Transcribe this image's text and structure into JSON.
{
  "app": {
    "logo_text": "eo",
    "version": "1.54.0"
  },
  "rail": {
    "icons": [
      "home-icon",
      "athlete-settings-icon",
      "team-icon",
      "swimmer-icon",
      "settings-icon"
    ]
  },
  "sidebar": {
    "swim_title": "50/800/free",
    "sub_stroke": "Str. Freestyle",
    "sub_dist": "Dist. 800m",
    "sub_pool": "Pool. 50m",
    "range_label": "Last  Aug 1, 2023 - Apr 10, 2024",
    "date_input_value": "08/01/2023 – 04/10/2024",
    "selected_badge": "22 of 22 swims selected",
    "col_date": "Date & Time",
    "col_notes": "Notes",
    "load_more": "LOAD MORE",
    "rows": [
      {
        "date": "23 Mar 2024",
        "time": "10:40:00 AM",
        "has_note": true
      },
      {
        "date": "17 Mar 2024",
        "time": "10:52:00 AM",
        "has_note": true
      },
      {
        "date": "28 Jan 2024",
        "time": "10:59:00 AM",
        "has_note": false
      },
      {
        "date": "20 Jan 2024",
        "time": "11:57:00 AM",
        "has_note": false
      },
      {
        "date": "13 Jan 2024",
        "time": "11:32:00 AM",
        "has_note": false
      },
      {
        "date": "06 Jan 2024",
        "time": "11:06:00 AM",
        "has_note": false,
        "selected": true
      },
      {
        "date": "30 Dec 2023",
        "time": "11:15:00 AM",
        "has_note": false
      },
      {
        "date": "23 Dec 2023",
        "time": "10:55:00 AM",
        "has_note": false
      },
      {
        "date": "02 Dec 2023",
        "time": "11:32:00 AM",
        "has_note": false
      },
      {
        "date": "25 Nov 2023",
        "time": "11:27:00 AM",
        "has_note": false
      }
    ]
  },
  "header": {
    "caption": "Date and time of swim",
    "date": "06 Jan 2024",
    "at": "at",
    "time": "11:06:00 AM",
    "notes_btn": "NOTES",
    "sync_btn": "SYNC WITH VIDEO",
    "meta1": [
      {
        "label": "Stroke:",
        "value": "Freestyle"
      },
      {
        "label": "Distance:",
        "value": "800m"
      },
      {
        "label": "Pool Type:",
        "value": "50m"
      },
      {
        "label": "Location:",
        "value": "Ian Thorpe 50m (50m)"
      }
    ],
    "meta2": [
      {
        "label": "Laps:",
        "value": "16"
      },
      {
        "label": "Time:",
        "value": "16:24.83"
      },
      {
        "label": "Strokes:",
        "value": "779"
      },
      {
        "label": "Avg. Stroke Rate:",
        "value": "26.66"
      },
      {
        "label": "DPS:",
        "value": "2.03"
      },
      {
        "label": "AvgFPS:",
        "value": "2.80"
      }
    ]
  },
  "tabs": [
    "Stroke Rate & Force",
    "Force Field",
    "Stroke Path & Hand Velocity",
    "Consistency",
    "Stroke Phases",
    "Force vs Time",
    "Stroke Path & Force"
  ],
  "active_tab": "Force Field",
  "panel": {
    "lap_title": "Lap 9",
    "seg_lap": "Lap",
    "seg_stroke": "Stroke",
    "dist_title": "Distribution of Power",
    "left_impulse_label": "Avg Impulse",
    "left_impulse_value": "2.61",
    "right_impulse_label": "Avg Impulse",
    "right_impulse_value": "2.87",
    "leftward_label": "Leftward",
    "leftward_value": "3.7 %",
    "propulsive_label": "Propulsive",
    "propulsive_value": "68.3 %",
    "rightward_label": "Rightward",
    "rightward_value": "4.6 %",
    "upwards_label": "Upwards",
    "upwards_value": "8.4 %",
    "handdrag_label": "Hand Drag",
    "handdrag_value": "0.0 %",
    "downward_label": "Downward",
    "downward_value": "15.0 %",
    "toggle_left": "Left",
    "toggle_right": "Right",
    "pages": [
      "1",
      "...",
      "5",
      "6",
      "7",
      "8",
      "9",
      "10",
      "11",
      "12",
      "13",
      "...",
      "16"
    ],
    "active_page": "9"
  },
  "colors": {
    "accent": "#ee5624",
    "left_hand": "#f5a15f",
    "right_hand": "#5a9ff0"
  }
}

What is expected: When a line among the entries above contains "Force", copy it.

Problem solution:
    "Stroke Rate & Force",
    "Force Field",
    "Force vs Time",
    "Stroke Path & Force"
  "active_tab": "Force Field",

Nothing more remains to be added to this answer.